Once family life settled down I enjoyed some truly care-free years in Redondo.  My friends and I enjoyed the beach at every possible moment and learned some valuable life skills; body surfing, rollerblading, how to toss a frisbee and the proper way to celebrate the magic of a sunset.  We also discovered the wonders of our neighbor to the south; Baja Mexico.  We'd go to Baja to surf, eat fish tacos and enjoy cheap Mexican beer.  Our favorite was Corona, primarily because in the 80's you could get a six pack for less than $2,  We would laugh and joke how it looked like we were drinking pee primarily because it was the only beer that came in a clear glass bottle.  Of course, when we returned back to the states we would only order Heineken.

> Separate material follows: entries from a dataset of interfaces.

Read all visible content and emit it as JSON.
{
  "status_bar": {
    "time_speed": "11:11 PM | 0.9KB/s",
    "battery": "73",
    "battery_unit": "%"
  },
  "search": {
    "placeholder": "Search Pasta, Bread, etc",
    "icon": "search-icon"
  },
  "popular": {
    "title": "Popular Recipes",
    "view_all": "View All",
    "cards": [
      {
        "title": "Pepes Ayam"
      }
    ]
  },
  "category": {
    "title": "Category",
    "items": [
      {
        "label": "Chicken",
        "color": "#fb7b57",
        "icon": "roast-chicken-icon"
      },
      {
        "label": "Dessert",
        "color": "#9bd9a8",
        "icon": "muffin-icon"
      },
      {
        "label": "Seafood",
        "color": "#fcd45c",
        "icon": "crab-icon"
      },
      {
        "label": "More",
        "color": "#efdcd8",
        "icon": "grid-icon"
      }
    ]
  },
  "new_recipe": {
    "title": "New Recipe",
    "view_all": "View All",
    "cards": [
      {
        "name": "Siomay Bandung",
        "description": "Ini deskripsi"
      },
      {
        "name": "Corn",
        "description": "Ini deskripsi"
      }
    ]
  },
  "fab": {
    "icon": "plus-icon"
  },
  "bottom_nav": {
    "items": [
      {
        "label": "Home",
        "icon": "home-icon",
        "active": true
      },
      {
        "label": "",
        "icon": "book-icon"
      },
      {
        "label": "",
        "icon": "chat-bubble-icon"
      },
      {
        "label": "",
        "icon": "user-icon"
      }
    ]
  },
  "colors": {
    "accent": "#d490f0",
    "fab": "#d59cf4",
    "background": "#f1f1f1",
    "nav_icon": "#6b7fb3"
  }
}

Holding that green bottle said a lot about who you are.

Corono began exporting to the US in 1979.  To be like other American brews they packaged their product in short brown bottles with "Made in Mexico" prominent on the label.  Not surprisingly, sales were disappointing.  The company took note.  A few years later they reintroduced the product in the clear longneck bottles that surfers and tourists to Mexico had become familiar with.  Corona's research revealed that American college males preferred this because it reminded them of another liquid.  Instead of backpeddling Corona stayed with the traditional look.  In 1986 the brand exploded with a new ritual; young men would order a bottle of Corona with a slice of lime.  Instead of emptying the contents into a mug they would smash the lime into the bottle.  Competitors figured this fad would quickly pass and to hasten it a rival started a rumor that the beer was contaminated with urine.  Young male consumers quickly laughed this off.

Embracing it's new image and attitude Corona examined its slogan "Go For the Border".  They decided to scrap it and hired Jimmy Buffett, who was already a consumer, and rolled out the "Change Your Whole Latitude" campaign.  The company also took note of the number of Mexican immigrants moving into the US.  They even took a secondary holiday; Cinco de Mayo and transformed it into a national event and excuse to enjoy Corona.  Never once during this process did Corona change what was in the bottle.  They did take note of how consumers were enjoying their product and adapted their packaging and marketing to meet those trends.  Take a moment to think how your company can do that today as you raise your bottle and toast the "Drinko of Cinco".

Wednesday, May 4, 2011

Interrupting Me Does Not Make Me Like You

I was watching Biggest Loser on NBC tonight and noticed they had placed a watermark on the bottom left of my screen to promote their new program, The Voice.  Now, we've all seen these type of ads and grown accustomed to everything from a subtle watermark to people dancing on the screen while we're trying to watch the program we tuned in for.

But, this one was a new breed.  Not only did it stay on the bottom of my screen but, it counted down the number of minutes until The Voice was to begin.  The Voice in 59 Minutes, The Voice in 58 Minutes, The Voice in 57 Minutes.  Add to this that during every commercial break there was an ad for, you guessed it, The Voice!

Now, I might have been interested in checking out The Voice before this barrage commenced.  But, now I was being bludgeoned by interruptions!  Not only was this practice irritating, it also reduced the chances of me ever watching The Voice out of protest.  As an added consequence, this constant advertising made my experience of watching Biggest Loser much less enjoyable.

When I was in fifth grade our class would sometimes get loud and a bit unruly.  I noticed that our fabulous instructor, Mrs. Mitchell would whisper during these occasions rather than shout above the noise.  This forced our class to quickly settle down and tune in because we thought we might miss something important.  I think NBC could learn a valuable lesson from Mrs. Mitchell.